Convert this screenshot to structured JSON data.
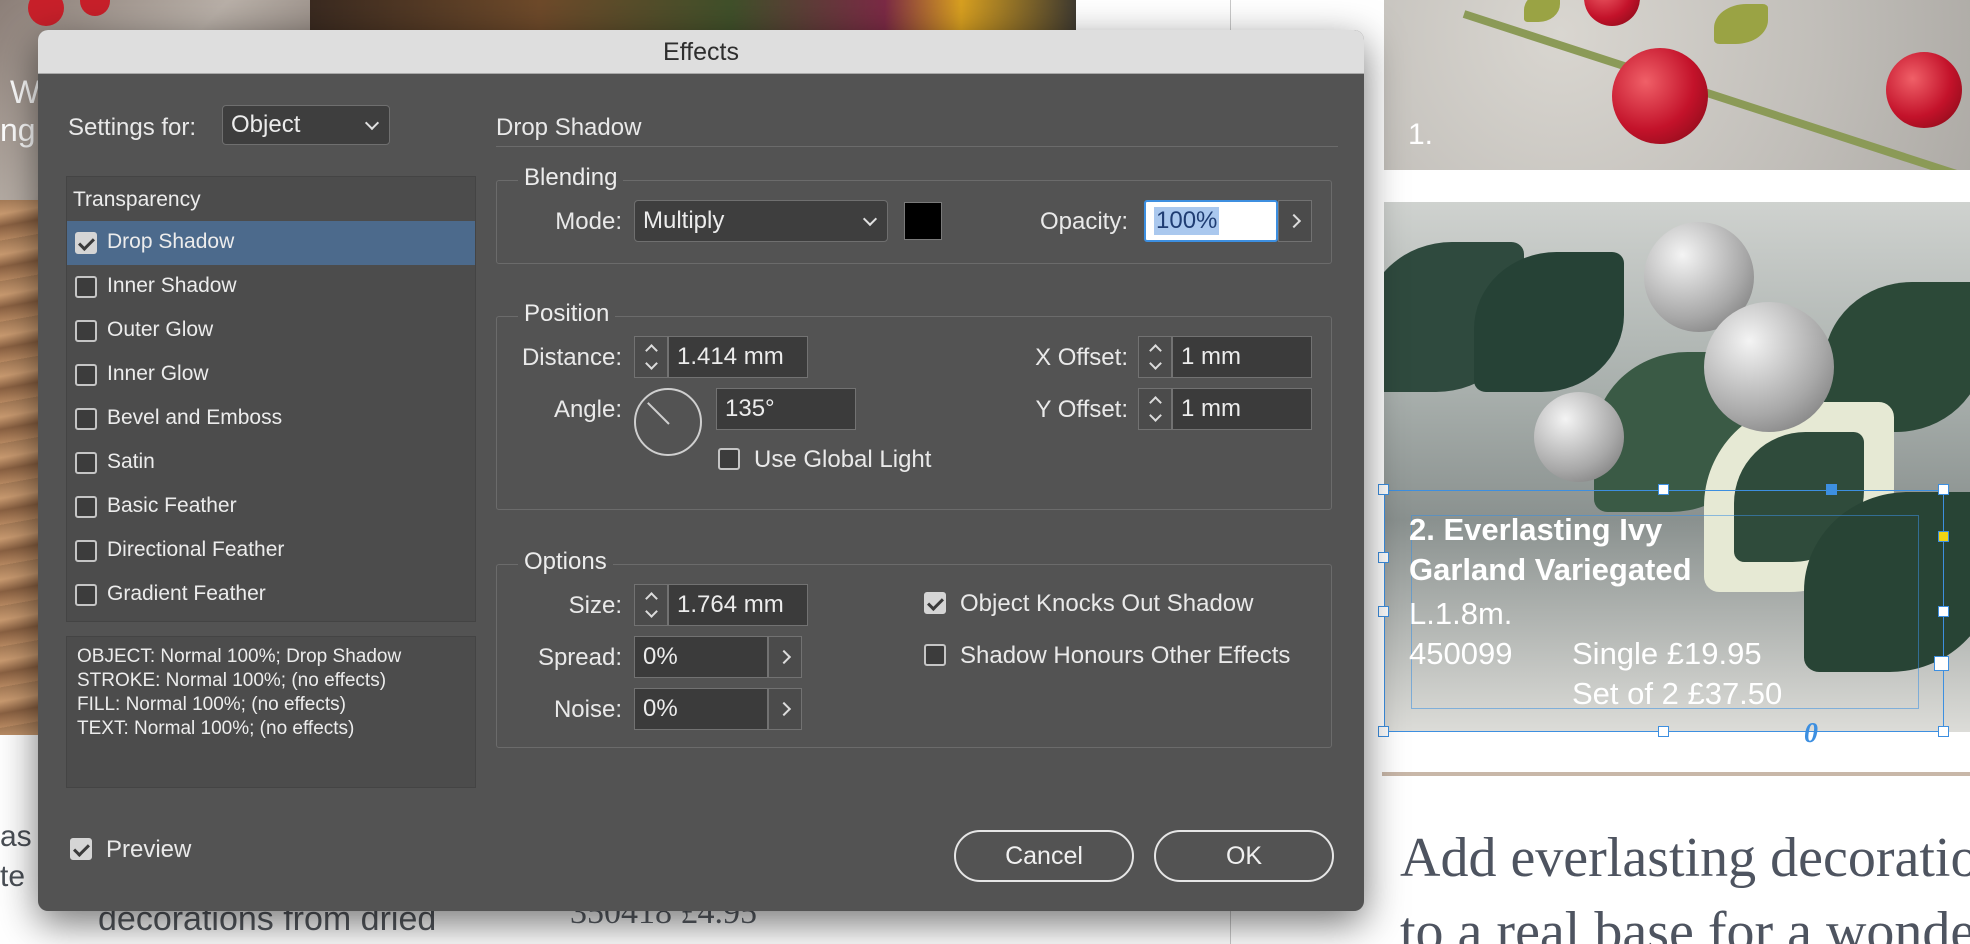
{
  "background": {
    "left_text_1": "W",
    "left_text_2": "ng",
    "left_text_3": "as",
    "left_text_4": "te",
    "bottom_left_text": "decorations from dried",
    "bottom_mid_text": "350418 £4.95",
    "top_photo_number": "1.",
    "frame_title_1": "2. Everlasting Ivy",
    "frame_title_2": "Garland Variegated",
    "frame_size": "L.1.8m.",
    "frame_code": "450099",
    "frame_price_single": "Single £19.95",
    "frame_price_set": "Set of 2 £37.50",
    "body_line_1": "Add everlasting decoratio",
    "body_line_2": "to a real base for a wonde"
  },
  "dialog": {
    "title": "Effects",
    "settings_for_label": "Settings for:",
    "settings_for_value": "Object",
    "list_header": "Transparency",
    "effects": [
      {
        "label": "Drop Shadow",
        "checked": true,
        "selected": true
      },
      {
        "label": "Inner Shadow",
        "checked": false,
        "selected": false
      },
      {
        "label": "Outer Glow",
        "checked": false,
        "selected": false
      },
      {
        "label": "Inner Glow",
        "checked": false,
        "selected": false
      },
      {
        "label": "Bevel and Emboss",
        "checked": false,
        "selected": false
      },
      {
        "label": "Satin",
        "checked": false,
        "selected": false
      },
      {
        "label": "Basic Feather",
        "checked": false,
        "selected": false
      },
      {
        "label": "Directional Feather",
        "checked": false,
        "selected": false
      },
      {
        "label": "Gradient Feather",
        "checked": false,
        "selected": false
      }
    ],
    "summary": [
      "OBJECT: Normal 100%; Drop Shadow",
      "STROKE: Normal 100%; (no effects)",
      "FILL: Normal 100%; (no effects)",
      "TEXT: Normal 100%; (no effects)"
    ],
    "section_title": "Drop Shadow",
    "blending": {
      "title": "Blending",
      "mode_label": "Mode:",
      "mode_value": "Multiply",
      "color": "#000000",
      "opacity_label": "Opacity:",
      "opacity_value": "100%"
    },
    "position": {
      "title": "Position",
      "distance_label": "Distance:",
      "distance_value": "1.414 mm",
      "angle_label": "Angle:",
      "angle_value": "135°",
      "global_light_label": "Use Global Light",
      "x_offset_label": "X Offset:",
      "x_offset_value": "1 mm",
      "y_offset_label": "Y Offset:",
      "y_offset_value": "1 mm"
    },
    "options": {
      "title": "Options",
      "size_label": "Size:",
      "size_value": "1.764 mm",
      "spread_label": "Spread:",
      "spread_value": "0%",
      "noise_label": "Noise:",
      "noise_value": "0%",
      "knockout_label": "Object Knocks Out Shadow",
      "honours_label": "Shadow Honours Other Effects"
    },
    "preview_label": "Preview",
    "cancel_label": "Cancel",
    "ok_label": "OK"
  },
  "colors": {
    "dialog_bg": "#535353",
    "selection": "#4c6a8c",
    "frame_blue": "#3d8fe0"
  }
}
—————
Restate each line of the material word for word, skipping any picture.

▸ **Answer to the exercise**
Convert this screenshot to structured JSON data.
{
  "background": {
    "left_text_1": "W",
    "left_text_2": "ng",
    "left_text_3": "as",
    "left_text_4": "te",
    "bottom_left_text": "decorations from dried",
    "bottom_mid_text": "350418 £4.95",
    "top_photo_number": "1.",
    "frame_title_1": "2. Everlasting Ivy",
    "frame_title_2": "Garland Variegated",
    "frame_size": "L.1.8m.",
    "frame_code": "450099",
    "frame_price_single": "Single £19.95",
    "frame_price_set": "Set of 2 £37.50",
    "body_line_1": "Add everlasting decoratio",
    "body_line_2": "to a real base for a wonde"
  },
  "dialog": {
    "title": "Effects",
    "settings_for_label": "Settings for:",
    "settings_for_value": "Object",
    "list_header": "Transparency",
    "effects": [
      {
        "label": "Drop Shadow",
        "checked": true,
        "selected": true
      },
      {
        "label": "Inner Shadow",
        "checked": false,
        "selected": false
      },
      {
        "label": "Outer Glow",
        "checked": false,
        "selected": false
      },
      {
        "label": "Inner Glow",
        "checked": false,
        "selected": false
      },
      {
        "label": "Bevel and Emboss",
        "checked": false,
        "selected": false
      },
      {
        "label": "Satin",
        "checked": false,
        "selected": false
      },
      {
        "label": "Basic Feather",
        "checked": false,
        "selected": false
      },
      {
        "label": "Directional Feather",
        "checked": false,
        "selected": false
      },
      {
        "label": "Gradient Feather",
        "checked": false,
        "selected": false
      }
    ],
    "summary": [
      "OBJECT: Normal 100%; Drop Shadow",
      "STROKE: Normal 100%; (no effects)",
      "FILL: Normal 100%; (no effects)",
      "TEXT: Normal 100%; (no effects)"
    ],
    "section_title": "Drop Shadow",
    "blending": {
      "title": "Blending",
      "mode_label": "Mode:",
      "mode_value": "Multiply",
      "color": "#000000",
      "opacity_label": "Opacity:",
      "opacity_value": "100%"
    },
    "position": {
      "title": "Position",
      "distance_label": "Distance:",
      "distance_value": "1.414 mm",
      "angle_label": "Angle:",
      "angle_value": "135°",
      "global_light_label": "Use Global Light",
      "x_offset_label": "X Offset:",
      "x_offset_value": "1 mm",
      "y_offset_label": "Y Offset:",
      "y_offset_value": "1 mm"
    },
    "options": {
      "title": "Options",
      "size_label": "Size:",
      "size_value": "1.764 mm",
      "spread_label": "Spread:",
      "spread_value": "0%",
      "noise_label": "Noise:",
      "noise_value": "0%",
      "knockout_label": "Object Knocks Out Shadow",
      "honours_label": "Shadow Honours Other Effects"
    },
    "preview_label": "Preview",
    "cancel_label": "Cancel",
    "ok_label": "OK"
  },
  "colors": {
    "dialog_bg": "#535353",
    "selection": "#4c6a8c",
    "frame_blue": "#3d8fe0"
  }
}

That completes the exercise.